The problem |
When you write out the records, keep every word exact and drop the pictures.
++++ Data to examine ++++
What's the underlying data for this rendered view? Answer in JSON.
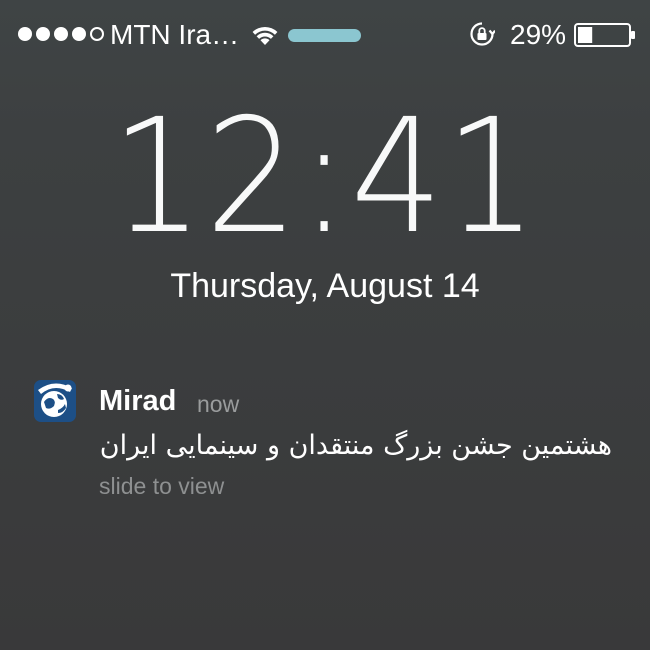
{
  "status_bar": {
    "signal_bars": [
      true,
      true,
      true,
      true,
      false
    ],
    "carrier": "MTN Ira…",
    "wifi_icon": "wifi-icon",
    "activity_color": "#8bc6d0",
    "rotation_lock_icon": "rotation-lock-icon",
    "battery_percent": "29%",
    "battery_level": 0.29,
    "battery_icon": "battery-icon"
  },
  "lock_screen": {
    "time": "12:41",
    "date": "Thursday, August 14"
  },
  "notification": {
    "app_icon": "mirad-app-icon",
    "app_name": "Mirad",
    "time_ago": "now",
    "message": "هشتمین جشن بزرگ منتقدان و سینمایی ایران",
    "action_hint": "slide to view"
  },
  "colors": {
    "background": "#3c3f40",
    "text": "#ffffff",
    "secondary_text": "#9a9c9d",
    "app_icon_blue": "#1d4f86"
  }
}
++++
Response to the exercise |
What's the underlying data for this rendered view? Answer in JSON.
{
  "status_bar": {
    "signal_bars": [
      true,
      true,
      true,
      true,
      false
    ],
    "carrier": "MTN Ira…",
    "wifi_icon": "wifi-icon",
    "activity_color": "#8bc6d0",
    "rotation_lock_icon": "rotation-lock-icon",
    "battery_percent": "29%",
    "battery_level": 0.29,
    "battery_icon": "battery-icon"
  },
  "lock_screen": {
    "time": "12:41",
    "date": "Thursday, August 14"
  },
  "notification": {
    "app_icon": "mirad-app-icon",
    "app_name": "Mirad",
    "time_ago": "now",
    "message": "هشتمین جشن بزرگ منتقدان و سینمایی ایران",
    "action_hint": "slide to view"
  },
  "colors": {
    "background": "#3c3f40",
    "text": "#ffffff",
    "secondary_text": "#9a9c9d",
    "app_icon_blue": "#1d4f86"
  }
}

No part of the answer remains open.